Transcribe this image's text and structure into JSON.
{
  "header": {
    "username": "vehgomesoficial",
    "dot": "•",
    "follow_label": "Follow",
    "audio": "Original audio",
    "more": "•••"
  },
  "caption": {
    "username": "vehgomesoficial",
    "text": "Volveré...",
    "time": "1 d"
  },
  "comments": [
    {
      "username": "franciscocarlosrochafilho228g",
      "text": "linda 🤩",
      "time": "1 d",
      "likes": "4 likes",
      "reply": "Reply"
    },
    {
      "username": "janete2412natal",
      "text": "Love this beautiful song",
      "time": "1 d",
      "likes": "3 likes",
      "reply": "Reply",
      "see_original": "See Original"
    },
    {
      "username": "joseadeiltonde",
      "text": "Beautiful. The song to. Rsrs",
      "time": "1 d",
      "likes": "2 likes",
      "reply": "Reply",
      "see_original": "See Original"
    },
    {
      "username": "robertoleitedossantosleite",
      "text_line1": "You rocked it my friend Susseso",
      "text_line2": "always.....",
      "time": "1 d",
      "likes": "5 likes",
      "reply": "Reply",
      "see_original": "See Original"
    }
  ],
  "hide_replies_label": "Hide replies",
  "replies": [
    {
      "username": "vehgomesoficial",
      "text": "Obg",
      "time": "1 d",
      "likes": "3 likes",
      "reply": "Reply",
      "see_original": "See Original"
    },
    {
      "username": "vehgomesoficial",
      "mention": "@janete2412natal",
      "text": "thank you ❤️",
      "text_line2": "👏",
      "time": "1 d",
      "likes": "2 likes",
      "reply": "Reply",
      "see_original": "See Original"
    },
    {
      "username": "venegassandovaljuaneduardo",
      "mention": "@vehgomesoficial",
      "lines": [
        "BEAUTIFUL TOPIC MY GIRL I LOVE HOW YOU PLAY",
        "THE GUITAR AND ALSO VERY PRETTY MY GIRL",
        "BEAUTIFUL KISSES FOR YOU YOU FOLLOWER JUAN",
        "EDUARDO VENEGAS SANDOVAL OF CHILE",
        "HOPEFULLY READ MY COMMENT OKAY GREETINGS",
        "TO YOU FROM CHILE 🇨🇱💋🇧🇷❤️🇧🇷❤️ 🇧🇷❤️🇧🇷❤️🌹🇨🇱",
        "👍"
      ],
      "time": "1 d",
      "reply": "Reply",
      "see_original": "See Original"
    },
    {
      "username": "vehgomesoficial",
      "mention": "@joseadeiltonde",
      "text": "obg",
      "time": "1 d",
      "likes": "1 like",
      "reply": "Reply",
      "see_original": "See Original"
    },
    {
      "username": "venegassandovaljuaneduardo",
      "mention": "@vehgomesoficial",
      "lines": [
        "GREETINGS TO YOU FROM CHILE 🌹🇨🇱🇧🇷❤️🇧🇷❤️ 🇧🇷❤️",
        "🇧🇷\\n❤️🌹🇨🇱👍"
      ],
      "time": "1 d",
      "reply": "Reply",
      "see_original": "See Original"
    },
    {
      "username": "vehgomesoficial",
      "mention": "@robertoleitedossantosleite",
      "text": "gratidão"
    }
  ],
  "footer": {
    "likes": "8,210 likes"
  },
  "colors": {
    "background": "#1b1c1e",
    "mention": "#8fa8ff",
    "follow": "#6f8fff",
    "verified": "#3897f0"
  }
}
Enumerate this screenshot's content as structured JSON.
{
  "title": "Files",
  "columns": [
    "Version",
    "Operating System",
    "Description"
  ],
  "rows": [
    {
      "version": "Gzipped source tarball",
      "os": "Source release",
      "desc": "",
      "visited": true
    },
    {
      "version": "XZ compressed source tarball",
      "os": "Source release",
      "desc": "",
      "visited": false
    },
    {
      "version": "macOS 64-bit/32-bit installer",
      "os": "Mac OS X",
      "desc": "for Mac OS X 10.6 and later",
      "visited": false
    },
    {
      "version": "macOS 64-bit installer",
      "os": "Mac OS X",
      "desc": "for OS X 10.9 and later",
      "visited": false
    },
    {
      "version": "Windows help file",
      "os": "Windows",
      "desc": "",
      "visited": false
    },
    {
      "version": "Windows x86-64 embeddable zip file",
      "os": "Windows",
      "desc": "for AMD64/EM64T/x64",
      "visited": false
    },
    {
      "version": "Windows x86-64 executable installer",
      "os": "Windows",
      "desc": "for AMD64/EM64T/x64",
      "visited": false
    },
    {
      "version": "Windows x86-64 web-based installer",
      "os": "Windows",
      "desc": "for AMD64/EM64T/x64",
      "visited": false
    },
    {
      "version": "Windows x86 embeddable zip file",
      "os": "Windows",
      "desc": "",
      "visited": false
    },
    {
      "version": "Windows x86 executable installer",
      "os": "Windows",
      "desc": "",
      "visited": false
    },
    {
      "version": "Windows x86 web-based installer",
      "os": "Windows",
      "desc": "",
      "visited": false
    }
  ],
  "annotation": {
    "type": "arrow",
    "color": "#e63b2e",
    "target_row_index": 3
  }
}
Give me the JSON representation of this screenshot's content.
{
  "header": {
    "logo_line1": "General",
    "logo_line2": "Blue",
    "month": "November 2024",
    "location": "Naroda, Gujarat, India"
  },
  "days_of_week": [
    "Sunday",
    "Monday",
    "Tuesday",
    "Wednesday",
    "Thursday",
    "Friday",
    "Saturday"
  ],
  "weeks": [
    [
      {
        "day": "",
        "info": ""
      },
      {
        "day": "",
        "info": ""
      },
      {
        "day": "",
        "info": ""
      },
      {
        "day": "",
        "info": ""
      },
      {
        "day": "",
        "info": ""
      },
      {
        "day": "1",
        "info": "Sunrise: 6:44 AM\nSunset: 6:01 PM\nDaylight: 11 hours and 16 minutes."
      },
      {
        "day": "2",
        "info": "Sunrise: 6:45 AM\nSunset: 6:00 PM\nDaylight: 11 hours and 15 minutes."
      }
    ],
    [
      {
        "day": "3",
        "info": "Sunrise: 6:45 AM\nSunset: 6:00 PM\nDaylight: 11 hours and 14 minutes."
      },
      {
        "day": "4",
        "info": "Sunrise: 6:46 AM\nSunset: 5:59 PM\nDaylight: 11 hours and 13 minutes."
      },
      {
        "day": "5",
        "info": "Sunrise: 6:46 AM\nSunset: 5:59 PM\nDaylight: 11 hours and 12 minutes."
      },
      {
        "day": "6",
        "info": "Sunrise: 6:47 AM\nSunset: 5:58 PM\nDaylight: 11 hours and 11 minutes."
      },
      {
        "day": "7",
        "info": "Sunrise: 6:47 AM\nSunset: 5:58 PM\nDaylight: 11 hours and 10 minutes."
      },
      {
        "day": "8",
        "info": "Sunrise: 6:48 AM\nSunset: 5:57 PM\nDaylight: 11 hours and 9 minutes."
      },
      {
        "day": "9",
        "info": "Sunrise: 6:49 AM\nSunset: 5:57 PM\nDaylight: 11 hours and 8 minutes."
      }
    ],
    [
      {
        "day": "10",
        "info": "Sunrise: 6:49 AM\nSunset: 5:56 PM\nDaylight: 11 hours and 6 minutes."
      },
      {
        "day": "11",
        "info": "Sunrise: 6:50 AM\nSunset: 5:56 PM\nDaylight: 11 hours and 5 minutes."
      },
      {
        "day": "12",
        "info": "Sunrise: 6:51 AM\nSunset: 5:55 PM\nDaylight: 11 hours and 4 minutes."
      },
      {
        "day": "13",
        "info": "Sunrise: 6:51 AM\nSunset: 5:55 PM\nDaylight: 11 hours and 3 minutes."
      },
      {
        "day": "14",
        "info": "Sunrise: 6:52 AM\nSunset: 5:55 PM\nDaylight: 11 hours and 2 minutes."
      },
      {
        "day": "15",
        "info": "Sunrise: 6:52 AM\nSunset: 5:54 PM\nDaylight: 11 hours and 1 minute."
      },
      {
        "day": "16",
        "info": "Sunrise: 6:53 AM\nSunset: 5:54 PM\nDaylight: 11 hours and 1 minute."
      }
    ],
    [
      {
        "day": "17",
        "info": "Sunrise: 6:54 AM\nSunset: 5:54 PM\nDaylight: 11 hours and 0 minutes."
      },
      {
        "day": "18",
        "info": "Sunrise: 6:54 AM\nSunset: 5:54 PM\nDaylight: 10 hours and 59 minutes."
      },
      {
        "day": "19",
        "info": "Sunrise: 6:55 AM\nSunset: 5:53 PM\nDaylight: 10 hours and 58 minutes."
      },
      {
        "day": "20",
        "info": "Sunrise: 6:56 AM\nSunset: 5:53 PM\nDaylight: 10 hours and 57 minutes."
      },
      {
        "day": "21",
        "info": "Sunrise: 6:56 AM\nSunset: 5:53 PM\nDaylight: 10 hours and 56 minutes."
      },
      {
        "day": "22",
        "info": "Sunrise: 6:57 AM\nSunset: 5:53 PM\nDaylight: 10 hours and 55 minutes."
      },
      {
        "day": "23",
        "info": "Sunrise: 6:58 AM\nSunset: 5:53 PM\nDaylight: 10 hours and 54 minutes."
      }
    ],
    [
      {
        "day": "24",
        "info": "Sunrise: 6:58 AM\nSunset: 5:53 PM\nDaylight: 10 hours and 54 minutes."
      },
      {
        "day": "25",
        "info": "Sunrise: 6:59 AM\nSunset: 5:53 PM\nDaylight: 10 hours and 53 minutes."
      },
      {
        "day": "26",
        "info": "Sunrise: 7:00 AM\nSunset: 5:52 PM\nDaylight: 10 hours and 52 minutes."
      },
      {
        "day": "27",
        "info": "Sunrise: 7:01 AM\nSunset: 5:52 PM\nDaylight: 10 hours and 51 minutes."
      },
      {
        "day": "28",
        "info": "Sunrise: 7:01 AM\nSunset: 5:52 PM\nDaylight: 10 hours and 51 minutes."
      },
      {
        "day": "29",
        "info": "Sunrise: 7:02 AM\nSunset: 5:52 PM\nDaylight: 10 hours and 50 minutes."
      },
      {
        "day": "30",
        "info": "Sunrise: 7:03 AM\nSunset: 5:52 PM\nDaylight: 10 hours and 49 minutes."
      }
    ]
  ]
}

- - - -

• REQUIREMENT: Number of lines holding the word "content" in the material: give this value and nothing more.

• RESULT OF THIS EXERCISE: 2